So...if you are trying to grab someone's LoopWorkspace to use it, you'll need to make sure you get the command correct if they don't specify it for you. You can't clone mutliple "LoopWorkspaces" into the exact same home directory (because they will have the same name), so you may want to create a subdirectory to put them in. Like you could make a folder called "DeveloperBob" and then move into that directory in Terminal before you clone DeveloperBob's LoopWorkspace.
How would you do that? Simple
cd && mkdir DeveloperBob would make the new folder in your home directory. And then
cd DeveloperBob would move your Terminal app to be working inside the new DeveloperBob folder. So if you wanted to clone DeveloperBob's LoopWorkspace, that would be a good way to keep track of where the code came from.
If you ever get in doubt and can't remember where your code was cloned from, you can
cd LoopWorkspace to get into the directory and then use
git remote -v to tell you where it came from.
Pushing commits from LoopWorkspace¶
So you've got a great idea for a new feature, made those changes to your LoopWorkspace and want to get them into Github. Awesome!
To understand how to do this, we'll need to understand a bit more about how git keeps track of changes. In git, developers can have different "branches" (see the branch FAQs page for more details about what a branch is). There are two different types of branches: remote and local. If you were to fork Loop on Github, then the branches that you can see on Github are "remote" branches - they're hosted on the Github server. On the other hand, you can also create "local" branches that are stored directly on your computer by "checking out" the remote branch. You'll need to "commit" your changes to the local branch, then "push" those changes to the remote branch in order to be able to see them in Github. There are specific commands that you can type into the command line to do all of these actions, but I'm not going to go into detail because there are different ways and everyone has their own preference.
It's a little easier to think about this with an analogy. Let's say you're working at a company that's creating a cookbook. There's a centralized, production-ready version of the cookbook on their website that all the employees can view. Think of the website version of this cookbook as being like the remote branch. You're assigned to change the pancake recipe in the cookbook. Since the company doesn't want employees to make changes directly to the version of the cookbook that the customers see, you need to make a copy of it on your computer so you can make your changes to the pancake recipe. When you make the personal copy on your computer, it's like "checking out" the remote branch. Your copy is like the local branch - you can make whatever changes you want without having to worry about customers accidentally seeing them. When you make an important change to the recipe (like adding a photo or changing the ingredients), you might want to make a note in the edit history so that you can go back to that version of the recipe in case you accidentally make unintended changes - those notes you make would be "commits". Once you're happy with the recipe, you'll add it back into the production version of the cookbook on the website, which is similar to what you're doing when you "push" your changes.

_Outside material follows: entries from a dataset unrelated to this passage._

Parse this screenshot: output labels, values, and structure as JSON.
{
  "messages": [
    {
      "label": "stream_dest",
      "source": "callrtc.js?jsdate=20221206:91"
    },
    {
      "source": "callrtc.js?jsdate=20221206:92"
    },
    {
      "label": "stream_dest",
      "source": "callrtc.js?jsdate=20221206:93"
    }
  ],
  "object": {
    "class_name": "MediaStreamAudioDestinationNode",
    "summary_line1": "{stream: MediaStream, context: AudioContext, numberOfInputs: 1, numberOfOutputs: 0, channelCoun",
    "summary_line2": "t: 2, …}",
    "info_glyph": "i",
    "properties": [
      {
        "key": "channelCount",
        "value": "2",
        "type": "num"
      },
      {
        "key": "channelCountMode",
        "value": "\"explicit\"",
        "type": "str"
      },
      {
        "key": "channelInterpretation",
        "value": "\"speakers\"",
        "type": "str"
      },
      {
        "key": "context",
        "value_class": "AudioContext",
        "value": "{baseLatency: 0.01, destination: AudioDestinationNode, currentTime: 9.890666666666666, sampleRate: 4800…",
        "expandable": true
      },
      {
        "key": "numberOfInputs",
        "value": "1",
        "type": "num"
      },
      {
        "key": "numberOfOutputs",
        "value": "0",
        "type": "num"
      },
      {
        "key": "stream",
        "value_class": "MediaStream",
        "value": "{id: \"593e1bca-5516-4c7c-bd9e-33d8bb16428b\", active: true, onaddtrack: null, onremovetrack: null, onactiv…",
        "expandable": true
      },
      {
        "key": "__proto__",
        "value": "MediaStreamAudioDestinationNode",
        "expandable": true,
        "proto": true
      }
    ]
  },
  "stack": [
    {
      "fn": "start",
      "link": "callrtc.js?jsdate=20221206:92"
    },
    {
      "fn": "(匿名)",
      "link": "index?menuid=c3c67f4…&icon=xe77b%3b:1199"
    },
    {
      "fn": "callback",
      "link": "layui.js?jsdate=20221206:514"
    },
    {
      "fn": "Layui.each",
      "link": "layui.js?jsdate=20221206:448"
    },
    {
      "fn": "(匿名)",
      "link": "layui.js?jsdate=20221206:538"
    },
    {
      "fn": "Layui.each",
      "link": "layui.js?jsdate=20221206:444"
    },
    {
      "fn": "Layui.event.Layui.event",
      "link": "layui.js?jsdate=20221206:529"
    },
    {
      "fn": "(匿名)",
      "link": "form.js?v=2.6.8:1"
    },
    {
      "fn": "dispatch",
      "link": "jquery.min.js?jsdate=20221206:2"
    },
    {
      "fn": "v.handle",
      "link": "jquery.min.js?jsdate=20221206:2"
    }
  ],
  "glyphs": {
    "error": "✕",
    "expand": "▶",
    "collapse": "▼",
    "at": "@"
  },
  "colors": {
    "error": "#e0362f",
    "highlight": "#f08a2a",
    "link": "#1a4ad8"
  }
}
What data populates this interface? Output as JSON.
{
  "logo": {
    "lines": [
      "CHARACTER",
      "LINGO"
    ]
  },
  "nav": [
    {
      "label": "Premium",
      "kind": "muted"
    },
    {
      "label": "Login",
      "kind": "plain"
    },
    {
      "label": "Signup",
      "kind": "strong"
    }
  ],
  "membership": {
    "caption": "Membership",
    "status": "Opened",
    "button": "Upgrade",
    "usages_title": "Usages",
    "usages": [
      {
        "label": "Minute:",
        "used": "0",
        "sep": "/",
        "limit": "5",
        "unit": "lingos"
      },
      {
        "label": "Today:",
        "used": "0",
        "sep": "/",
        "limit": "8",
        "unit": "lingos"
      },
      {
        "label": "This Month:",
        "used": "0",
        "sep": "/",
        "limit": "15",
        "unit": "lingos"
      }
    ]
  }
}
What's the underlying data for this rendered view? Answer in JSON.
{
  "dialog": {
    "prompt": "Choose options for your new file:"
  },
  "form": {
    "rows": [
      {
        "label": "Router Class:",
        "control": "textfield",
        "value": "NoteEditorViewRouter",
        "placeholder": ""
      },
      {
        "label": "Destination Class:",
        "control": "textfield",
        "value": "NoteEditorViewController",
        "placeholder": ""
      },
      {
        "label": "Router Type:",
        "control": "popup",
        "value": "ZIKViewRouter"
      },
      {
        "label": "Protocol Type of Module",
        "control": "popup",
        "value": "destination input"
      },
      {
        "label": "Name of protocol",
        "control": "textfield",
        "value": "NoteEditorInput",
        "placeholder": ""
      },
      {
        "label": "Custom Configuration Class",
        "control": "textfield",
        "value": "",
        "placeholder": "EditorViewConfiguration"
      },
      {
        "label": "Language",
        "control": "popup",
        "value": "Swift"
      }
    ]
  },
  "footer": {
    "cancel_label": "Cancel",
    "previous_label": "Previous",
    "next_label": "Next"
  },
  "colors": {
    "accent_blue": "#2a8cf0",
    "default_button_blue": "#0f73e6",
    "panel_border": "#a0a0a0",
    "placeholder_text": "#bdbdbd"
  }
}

Where do the submodules fit in? Each submodule is actually a branch, so when you make changes to multiple submodules, you'll need to commit those changes to their respective branches. Let's say you've made changes to Loop and LoopKit. You'll need to go into Loop and commit and push the changes, then go into LoopKit and commit and push the changes.
There are a few different ways to keep track of all these different branches. Some people like using the command line (which is what you're using when you do commands like
git clone) because it's very customizable and has the largest variety of commands. Others like to use graphical Git editors, which make it easier to see changes and be able to do a variety of common actions (like cloning, committing, and pushing) with the push of a button. Everyone has their own preferences, but some methods that Loop contributors have used in the past include the command line, Gitkraken, and SourceTree.